------ EXTRACTED ENTRIES ------

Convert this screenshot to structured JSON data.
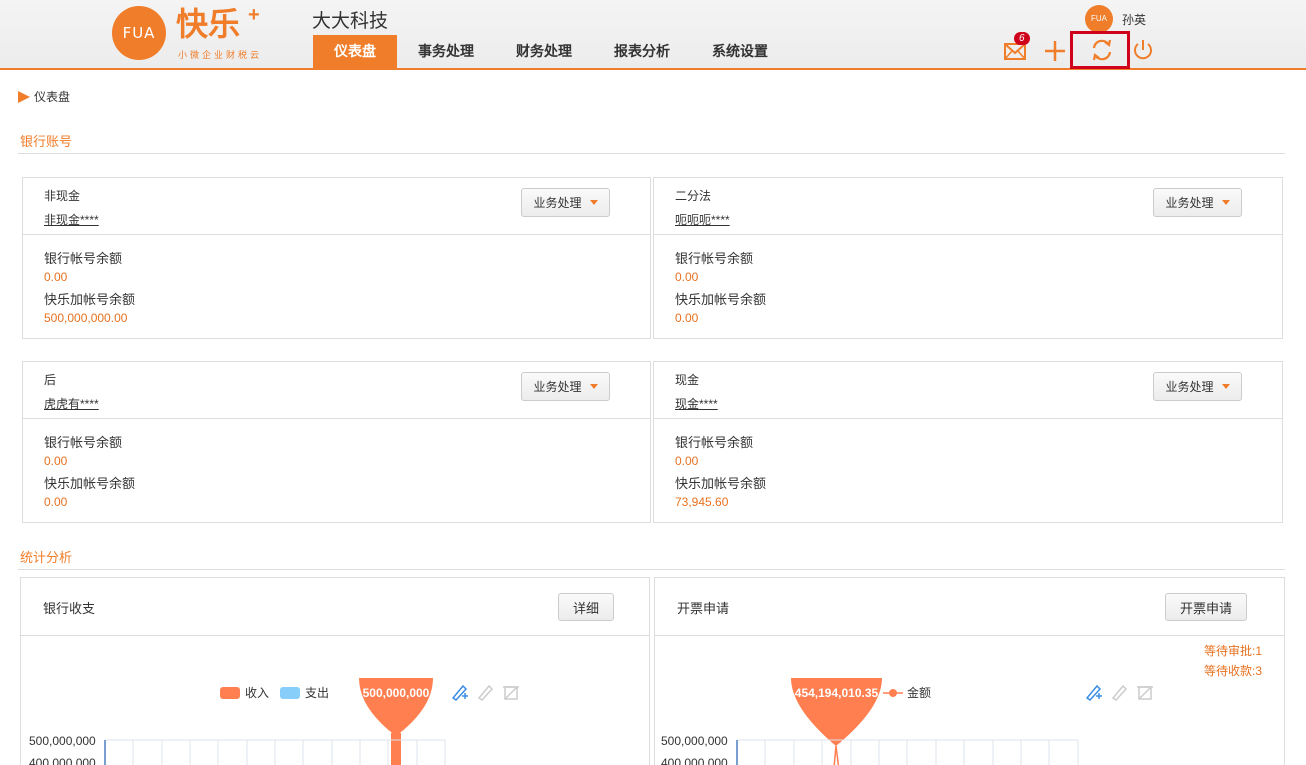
{
  "header": {
    "logo_mark": "FUA",
    "logo_text": "快乐",
    "logo_plus": "+",
    "logo_sub": "小微企业财税云",
    "company": "大大科技",
    "nav": [
      {
        "label": "仪表盘"
      },
      {
        "label": "事务处理"
      },
      {
        "label": "财务处理"
      },
      {
        "label": "报表分析"
      },
      {
        "label": "系统设置"
      }
    ],
    "user_avatar": "FUA",
    "user_name": "孙英",
    "message_count": "6",
    "colors": {
      "accent": "#f07d2a",
      "highlight": "#d0021b"
    }
  },
  "breadcrumb": "仪表盘",
  "bank_section_title": "银行账号",
  "stats_section_title": "统计分析",
  "biz_button_label": "业务处理",
  "balance_label": "银行帐号余额",
  "kuaile_balance_label": "快乐加帐号余额",
  "accounts": [
    {
      "name": "非现金",
      "number": "非现金****",
      "balance": "0.00",
      "kuaile_balance": "500,000,000.00"
    },
    {
      "name": "二分法",
      "number": "呃呃呃****",
      "balance": "0.00",
      "kuaile_balance": "0.00"
    },
    {
      "name": "后",
      "number": "虎虎有****",
      "balance": "0.00",
      "kuaile_balance": "0.00"
    },
    {
      "name": "现金",
      "number": "现金****",
      "balance": "0.00",
      "kuaile_balance": "73,945.60"
    }
  ],
  "bank_panel": {
    "title": "银行收支",
    "button": "详细",
    "legend_income": "收入",
    "legend_expense": "支出",
    "tooltip": "500,000,000",
    "y_ticks": [
      "500,000,000",
      "400,000,000"
    ]
  },
  "invoice_panel": {
    "title": "开票申请",
    "button": "开票申请",
    "pending_approval": "等待审批:1",
    "pending_payment": "等待收款:3",
    "tooltip": "454,194,010.35",
    "legend_amount": "金额",
    "y_ticks": [
      "500,000,000",
      "400,000,000"
    ]
  }
}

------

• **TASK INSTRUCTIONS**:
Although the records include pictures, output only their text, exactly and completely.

• **RESPONSE TO THIS EXERCISE**:
Convert this screenshot to structured JSON data.
{
  "header": {
    "logo_mark": "FUA",
    "logo_text": "快乐",
    "logo_plus": "+",
    "logo_sub": "小微企业财税云",
    "company": "大大科技",
    "nav": [
      {
        "label": "仪表盘"
      },
      {
        "label": "事务处理"
      },
      {
        "label": "财务处理"
      },
      {
        "label": "报表分析"
      },
      {
        "label": "系统设置"
      }
    ],
    "user_avatar": "FUA",
    "user_name": "孙英",
    "message_count": "6",
    "colors": {
      "accent": "#f07d2a",
      "highlight": "#d0021b"
    }
  },
  "breadcrumb": "仪表盘",
  "bank_section_title": "银行账号",
  "stats_section_title": "统计分析",
  "biz_button_label": "业务处理",
  "balance_label": "银行帐号余额",
  "kuaile_balance_label": "快乐加帐号余额",
  "accounts": [
    {
      "name": "非现金",
      "number": "非现金****",
      "balance": "0.00",
      "kuaile_balance": "500,000,000.00"
    },
    {
      "name": "二分法",
      "number": "呃呃呃****",
      "balance": "0.00",
      "kuaile_balance": "0.00"
    },
    {
      "name": "后",
      "number": "虎虎有****",
      "balance": "0.00",
      "kuaile_balance": "0.00"
    },
    {
      "name": "现金",
      "number": "现金****",
      "balance": "0.00",
      "kuaile_balance": "73,945.60"
    }
  ],
  "bank_panel": {
    "title": "银行收支",
    "button": "详细",
    "legend_income": "收入",
    "legend_expense": "支出",
    "tooltip": "500,000,000",
    "y_ticks": [
      "500,000,000",
      "400,000,000"
    ]
  },
  "invoice_panel": {
    "title": "开票申请",
    "button": "开票申请",
    "pending_approval": "等待审批:1",
    "pending_payment": "等待收款:3",
    "tooltip": "454,194,010.35",
    "legend_amount": "金额",
    "y_ticks": [
      "500,000,000",
      "400,000,000"
    ]
  }
}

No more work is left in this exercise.